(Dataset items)
□ □ □

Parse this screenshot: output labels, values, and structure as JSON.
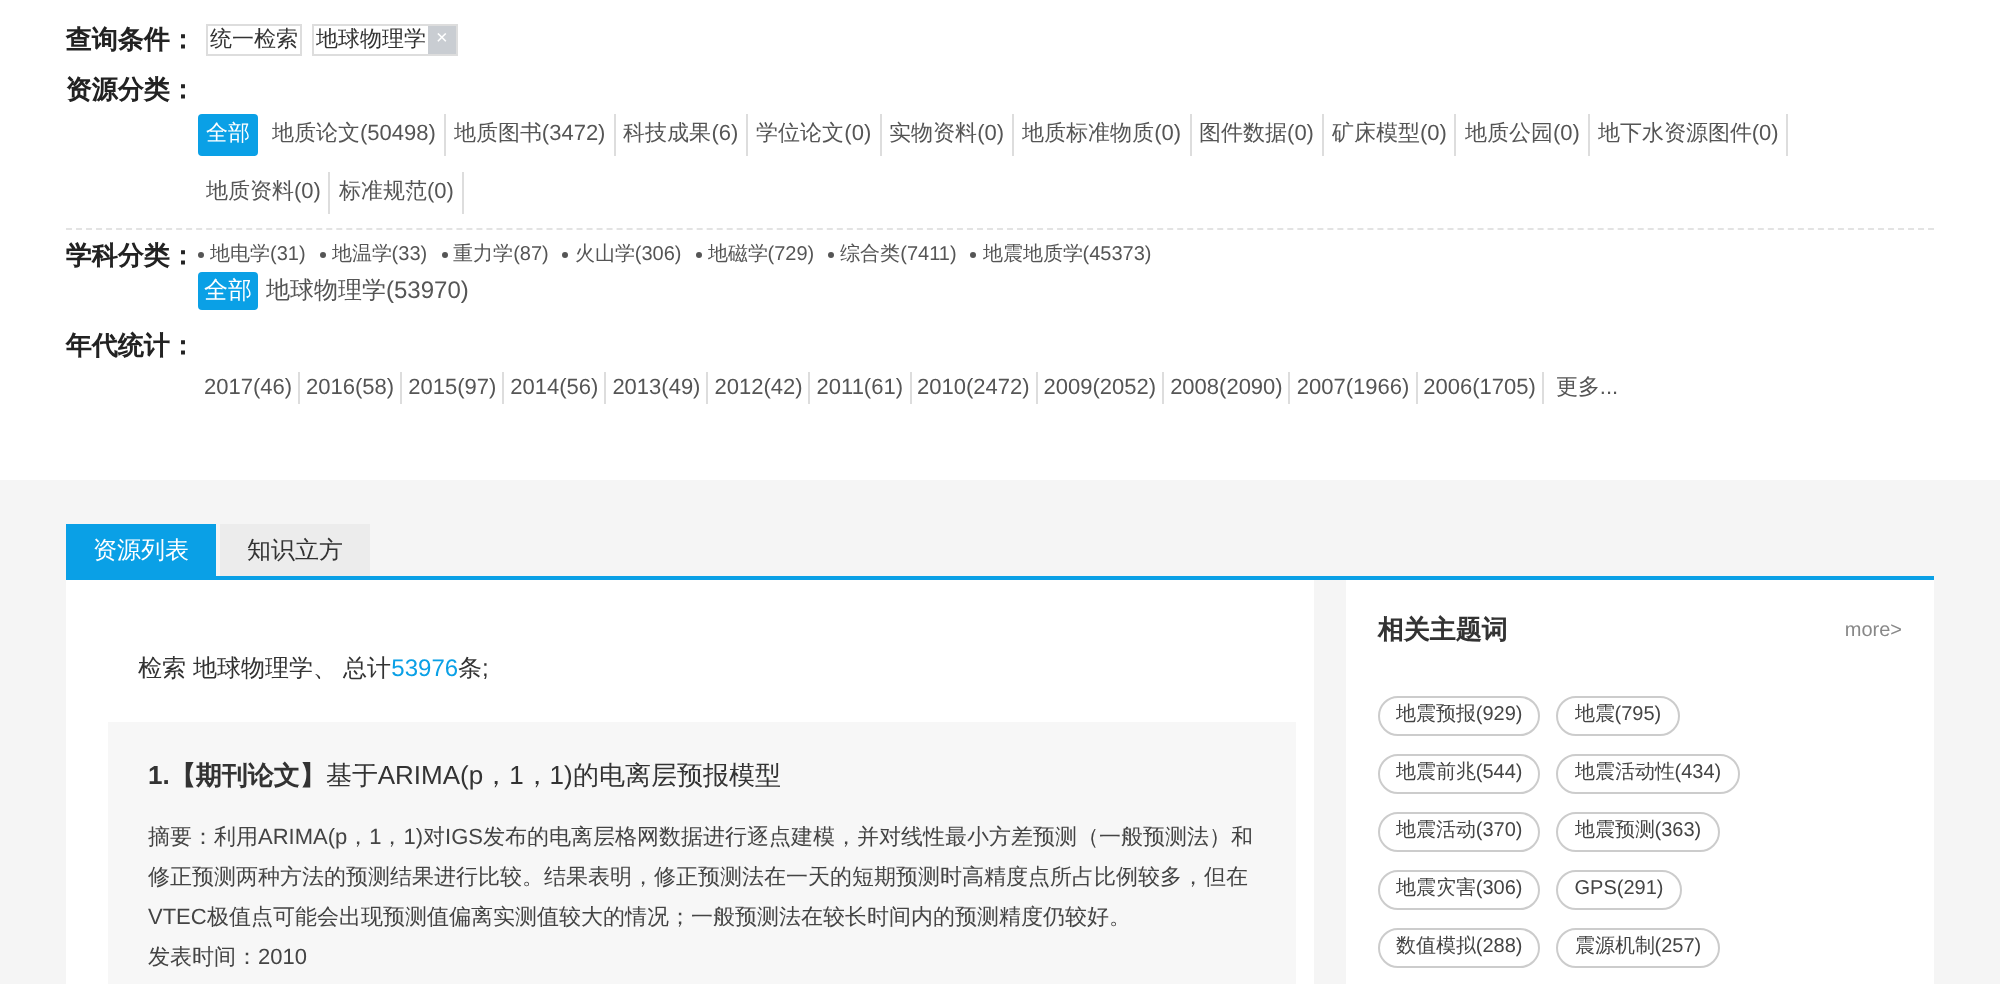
{
  "query": {
    "label": "查询条件：",
    "conditions": [
      {
        "text": "统一检索",
        "removable": false
      },
      {
        "text": "地球物理学",
        "removable": true,
        "remove": "×"
      }
    ]
  },
  "resource": {
    "label": "资源分类：",
    "items": [
      {
        "text": "全部",
        "selected": true
      },
      {
        "text": "地质论文(50498)",
        "selected": false
      },
      {
        "text": "地质图书(3472)",
        "selected": false
      },
      {
        "text": "科技成果(6)",
        "selected": false
      },
      {
        "text": "学位论文(0)",
        "selected": false
      },
      {
        "text": "实物资料(0)",
        "selected": false
      },
      {
        "text": "地质标准物质(0)",
        "selected": false
      },
      {
        "text": "图件数据(0)",
        "selected": false
      },
      {
        "text": "矿床模型(0)",
        "selected": false
      },
      {
        "text": "地质公园(0)",
        "selected": false
      },
      {
        "text": "地下水资源图件(0)",
        "selected": false
      },
      {
        "text": "地质资料(0)",
        "selected": false
      },
      {
        "text": "标准规范(0)",
        "selected": false
      }
    ]
  },
  "subject": {
    "label": "学科分类：",
    "items": [
      {
        "kind": "bullet",
        "text": "地电学(31)",
        "selected": false
      },
      {
        "kind": "bullet",
        "text": "地温学(33)",
        "selected": false
      },
      {
        "kind": "bullet",
        "text": "重力学(87)",
        "selected": false
      },
      {
        "kind": "bullet",
        "text": "火山学(306)",
        "selected": false
      },
      {
        "kind": "bullet",
        "text": "地磁学(729)",
        "selected": false
      },
      {
        "kind": "bullet",
        "text": "综合类(7411)",
        "selected": false
      },
      {
        "kind": "bullet",
        "text": "地震地质学(45373)",
        "selected": false
      },
      {
        "kind": "plain",
        "text": "全部",
        "selected": true
      },
      {
        "kind": "plain",
        "text": "地球物理学(53970)",
        "selected": false
      }
    ]
  },
  "years": {
    "label": "年代统计：",
    "items": [
      "2017(46)",
      "2016(58)",
      "2015(97)",
      "2014(56)",
      "2013(49)",
      "2012(42)",
      "2011(61)",
      "2010(2472)",
      "2009(2052)",
      "2008(2090)",
      "2007(1966)",
      "2006(1705)"
    ],
    "more": "更多..."
  },
  "tabs": [
    {
      "label": "资源列表",
      "selected": true
    },
    {
      "label": "知识立方",
      "selected": false
    }
  ],
  "summary": {
    "prefix": "检索 地球物理学、 总计",
    "count": "53976",
    "suffix": "条;"
  },
  "results": [
    {
      "index": "1.",
      "type": "【期刊论文】",
      "title": "基于ARIMA(p，1，1)的电离层预报模型",
      "abstract": "摘要：利用ARIMA(p，1，1)对IGS发布的电离层格网数据进行逐点建模，并对线性最小方差预测（一般预测法）和修正预测两种方法的预测结果进行比较。结果表明，修正预测法在一天的短期预测时高精度点所占比例较多，但在VTEC极值点可能会出现预测值偏离实测值较大的情况；一般预测法在较长时间内的预测精度仍较好。",
      "date": "发表时间：2010"
    }
  ],
  "sidebar": {
    "title": "相关主题词",
    "more": "more>",
    "tags": [
      "地震预报(929)",
      "地震(795)",
      "地震前兆(544)",
      "地震活动性(434)",
      "地震活动(370)",
      "地震预测(363)",
      "地震灾害(306)",
      "GPS(291)",
      "数值模拟(288)",
      "震源机制(257)"
    ]
  }
}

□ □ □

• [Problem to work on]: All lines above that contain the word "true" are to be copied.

• [Answer box]:
        "removable": true,
        "selected": true
        "selected": true
      "selected": true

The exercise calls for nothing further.